If you’re into horse racing, you probably will have developed your own technique for picking your runner ahead of a big race. Whether it is a case of simply checking course and distance form or opting for a horse that you have watched before, every racing fan has a different style for selecting a winner. Rain or shine, heavy going or firm, National Hunt or flat, there is no incorrect method for picking a horse – as shown in Derren Brown’s “The System”.
In fact, there are various factors that can influence your decision when backing a horse. Reading tips from fellow punters and tipsters can earn dividends in the short term but in bigger fields, particularly at festivals and major meetings, this might not be the best option. We took a look at a few different techniques and methods that bettors choose to adopt when selecting horses on a racing card.
Favourite Number or Color
One of the oldest methods in the book and a favorite with ‘once a year’ punters for the Grand National and other big races, choosing a runner based on colour or number is an interesting technique. For those who enjoy the fun and excitement of a day at the races, this is arguably the best method – especially as every runner will have some kind of meaning to you.
By the same token, punters can decide to choose a horse purely because of its name. As an example, if your name is Robert you might want to back Boston Bob for the Cheltenham Gold Cup – who knows, that could bring you some added luck on race day. Choosing your favourite color, number or name could prove to be the best way to go with a bit of luck…
Going Solely off Past Form
Basing your selections on a horse’s form is a tried and tested method. Say you have a horse who loves Haydock Park: monitor that horse and see if the trainer enters it at Haydock again. You do get the odd trainer and horse combination that succeed at certain courses: for example, Clan Legend always seems to relish competing at Ayr – it just seems to go that way sometimes.

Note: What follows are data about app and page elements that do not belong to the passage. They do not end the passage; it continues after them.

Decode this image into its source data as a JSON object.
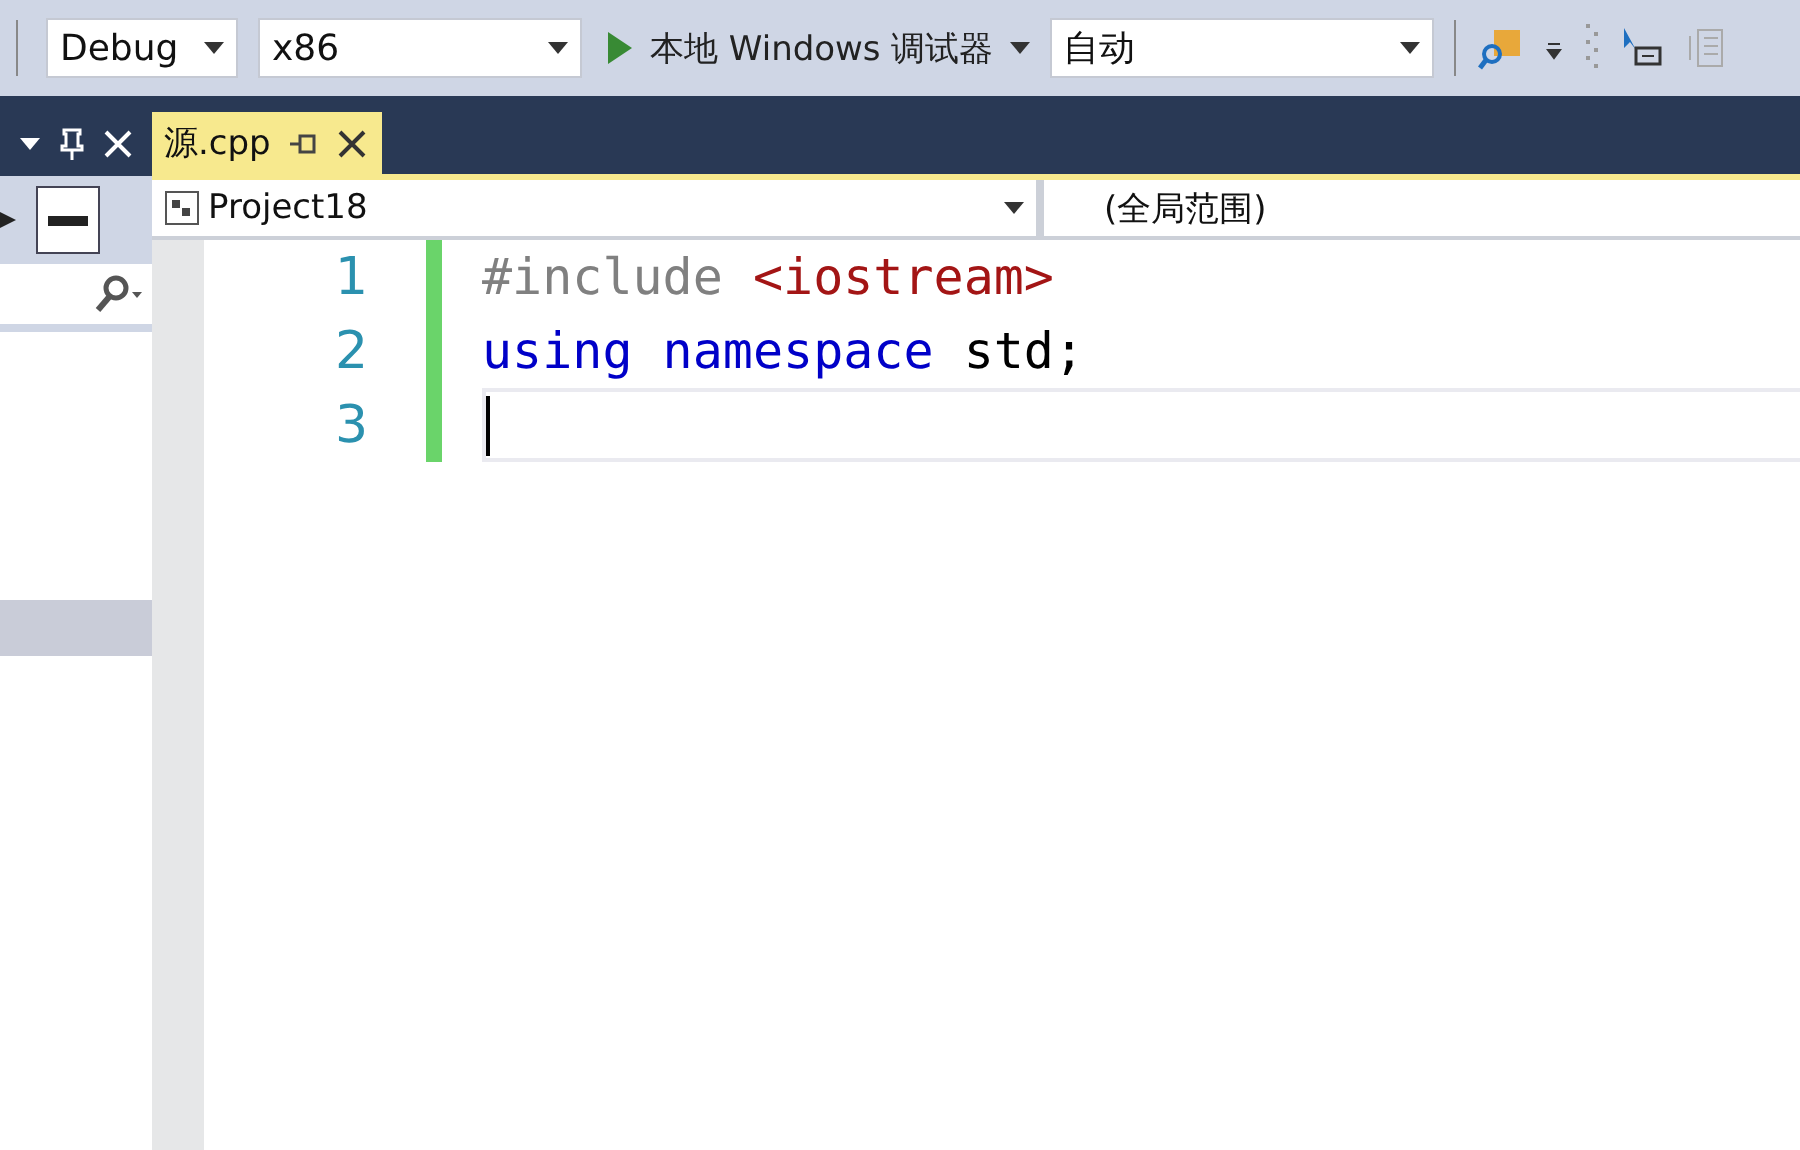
{
  "toolbar": {
    "config": {
      "value": "Debug"
    },
    "platform": {
      "value": "x86"
    },
    "run": {
      "label": "本地 Windows 调试器"
    },
    "mode": {
      "value": "自动"
    }
  },
  "tabs": [
    {
      "label": "源.cpp",
      "selected": true
    }
  ],
  "navigation": {
    "project": "Project18",
    "scope": "(全局范围)"
  },
  "code": [
    {
      "number": "1",
      "modified": true,
      "current": false,
      "tokens": [
        {
          "kind": "directive",
          "text": "#include "
        },
        {
          "kind": "string",
          "text": "<iostream>"
        }
      ]
    },
    {
      "number": "2",
      "modified": true,
      "current": false,
      "tokens": [
        {
          "kind": "keyword",
          "text": "using namespace"
        },
        {
          "kind": "plain",
          "text": " std;"
        }
      ]
    },
    {
      "number": "3",
      "modified": true,
      "current": true
    }
  ]
}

Course and distance form is an excellent indicator ahead of a big race but it isn’t the be all and end all. Just because a horse has won at that venue before doesn’t necessarily mean that it will win again. Monitoring weights is also key to selecting a winner; especially ahead of major meetings.
The best people to listen to most of the time are tipping pages and racing experts. If you are watching ITV or At The Races and hear about an interesting horse, it might be worth keeping an eye on its progress. After all, these guys have experience in the industry and have a solid knowledge of the wider racing community.
Whether it is Nick Luck or Luke Harvey, you should always listen to what they have to say. In addition, tipping pages, such as The Winners Enclosure, are also well worth a follow on social media. Last month, they went on a winning run for NAPs (or best bet) of the day and punters can see here for the latest tips and news ahead of big races. Listening to these guys and the At The Races panel isn’t quite like taking tips from psychological illusionist Derren Brown, but it can prove prudent and successful.
You Can Back Favorites, Too…
You don’t have to back outsiders. If a horse is priced as the market leader, that doesn’t mean that you can’t have a bet on it. If the form looks good and the horse is justifiably there at the top of the betting, go for it. The main thing is not to back favorites for the sake of backing favorites – being a favorite doesn’t mean that it is going to win!
Some favorites deserve to be backed but others are just too short. Imagine backing a 1/10 shot and it loses. That has happened a few times over the years; don’t let it happen to you. Make sure to assess your favorites and selections before placing your bets and good luck!